According to the Frederick News Post, a man was using a metal detector on the property line at Monocacy Battlefield when he came across the cannonball. The man dug out the cannonball and took it home.
What he didn’t realize was that the explosive charge was still active and could have exploded. Thankfully, there were no injuries.
“The unexploded military ordnance was determined to be a live cannonball round used during the Civil War. Bomb technicians conducted diagnostics and determined the fusing mechanism was still intact,” said a statement from State Fire Marshal Brian Geraci.
A family member noticed the cannonball on a visit to the man’s house earlier this month. He told him to call the police immediately, NBC News said.
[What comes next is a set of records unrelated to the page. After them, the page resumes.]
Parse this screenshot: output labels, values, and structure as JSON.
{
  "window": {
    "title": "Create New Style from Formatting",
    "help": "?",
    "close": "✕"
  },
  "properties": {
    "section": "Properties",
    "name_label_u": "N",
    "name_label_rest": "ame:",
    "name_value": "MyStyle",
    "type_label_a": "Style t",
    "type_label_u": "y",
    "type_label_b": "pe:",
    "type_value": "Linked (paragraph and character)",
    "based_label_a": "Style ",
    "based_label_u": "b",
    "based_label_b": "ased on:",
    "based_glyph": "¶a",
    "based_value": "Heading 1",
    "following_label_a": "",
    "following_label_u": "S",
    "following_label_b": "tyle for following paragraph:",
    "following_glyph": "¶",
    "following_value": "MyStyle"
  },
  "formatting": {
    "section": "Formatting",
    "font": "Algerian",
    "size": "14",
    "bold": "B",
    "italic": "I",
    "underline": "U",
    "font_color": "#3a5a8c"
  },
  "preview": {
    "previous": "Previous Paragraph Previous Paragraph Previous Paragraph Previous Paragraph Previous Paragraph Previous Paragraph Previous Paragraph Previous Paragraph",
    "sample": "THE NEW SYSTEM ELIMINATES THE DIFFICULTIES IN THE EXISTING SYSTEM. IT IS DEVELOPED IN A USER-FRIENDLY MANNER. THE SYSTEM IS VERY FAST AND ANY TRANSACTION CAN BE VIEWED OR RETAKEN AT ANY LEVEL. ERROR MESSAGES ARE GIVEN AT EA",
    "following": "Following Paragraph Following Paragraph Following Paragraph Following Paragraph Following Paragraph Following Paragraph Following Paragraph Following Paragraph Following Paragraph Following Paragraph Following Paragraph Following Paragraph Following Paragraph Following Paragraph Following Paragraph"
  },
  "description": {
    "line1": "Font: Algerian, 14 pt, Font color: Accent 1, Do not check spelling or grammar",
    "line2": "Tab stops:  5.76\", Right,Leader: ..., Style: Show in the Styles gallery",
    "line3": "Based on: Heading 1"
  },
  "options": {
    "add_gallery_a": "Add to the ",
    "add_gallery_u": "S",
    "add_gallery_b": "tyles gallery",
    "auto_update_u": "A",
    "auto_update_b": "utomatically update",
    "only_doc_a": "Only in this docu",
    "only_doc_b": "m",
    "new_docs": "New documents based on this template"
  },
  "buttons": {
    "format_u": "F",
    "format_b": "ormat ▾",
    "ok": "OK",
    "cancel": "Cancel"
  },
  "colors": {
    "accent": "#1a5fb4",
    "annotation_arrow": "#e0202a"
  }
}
“It would have caused significant damage” if it went off, said Oliver Alkire, senior deputy state fire marshal. The man had it at his home for “quite a few months,” he said.
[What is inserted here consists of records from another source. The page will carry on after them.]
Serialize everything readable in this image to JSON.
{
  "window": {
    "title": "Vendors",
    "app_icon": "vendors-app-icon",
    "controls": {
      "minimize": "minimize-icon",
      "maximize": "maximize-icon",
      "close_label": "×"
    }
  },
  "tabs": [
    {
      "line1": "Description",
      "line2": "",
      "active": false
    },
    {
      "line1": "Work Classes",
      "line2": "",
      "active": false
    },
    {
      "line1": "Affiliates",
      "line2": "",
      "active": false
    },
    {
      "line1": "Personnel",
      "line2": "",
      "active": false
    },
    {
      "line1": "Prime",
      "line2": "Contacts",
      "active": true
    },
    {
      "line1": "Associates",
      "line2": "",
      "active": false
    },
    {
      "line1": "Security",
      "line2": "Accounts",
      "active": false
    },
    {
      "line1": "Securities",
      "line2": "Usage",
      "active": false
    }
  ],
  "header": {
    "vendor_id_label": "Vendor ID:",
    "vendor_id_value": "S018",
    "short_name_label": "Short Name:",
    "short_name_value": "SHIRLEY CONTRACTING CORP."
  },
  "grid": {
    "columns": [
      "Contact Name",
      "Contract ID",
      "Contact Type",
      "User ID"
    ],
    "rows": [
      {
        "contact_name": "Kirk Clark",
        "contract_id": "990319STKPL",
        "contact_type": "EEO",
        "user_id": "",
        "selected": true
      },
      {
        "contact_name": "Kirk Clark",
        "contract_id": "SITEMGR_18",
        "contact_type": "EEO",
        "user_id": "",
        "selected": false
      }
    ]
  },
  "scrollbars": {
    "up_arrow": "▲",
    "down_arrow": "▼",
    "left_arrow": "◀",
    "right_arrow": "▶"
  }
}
Police do not plan to charge the man. He found the cannonball just outside the battlefield’s property line. Bomb technicians defused the cannonball.
Oddly, this isn’t that uncommon an occurrence in Maryland, Alkire said. Tourists and area residents often visit the major Civil War battlefields in the state and find these types of devices.
“Our bomb squad stays busy responding to these type of calls for service,” Alkire said.
Unexploded Cannonballs Have Killed Years Later
Civil War relic hunters have died when trying to dig up unexploded ordinances. In 2008, Sam White of Richmond, Virginia, died after a cannonball exploded 140 years after it was fired.
It’s unclear exactly what happened, but experts believe White was trying to disarm a 9-inch, 75-pound naval cannonball when it exploded, Fox News said at the time. The explosion sent shrapnel more than a quarter-mile away.
Authorities found dozens of restored cannonballs inside his home after the explosion. Police evacuated his neighbors until they could remove all of the bombs from his collection.
Experts believe there are hundreds if not thousands of unexploded cannonballs and artillery shells littering Civil War battlefields. Relic hunters highly prize them.
“There just aren’t many areas in the South in which battlefields aren’t located. They’re literally under your feet,” said Harry Ridgeway, a former relic hunter who has amassed a vast collection told Fox News. “It’s just a huge thrill to pull even a mundane relic out of the ground.”
And while explosions are incredibly rare, police ask that you contact authorities immediately if you find any unexploded ordinance.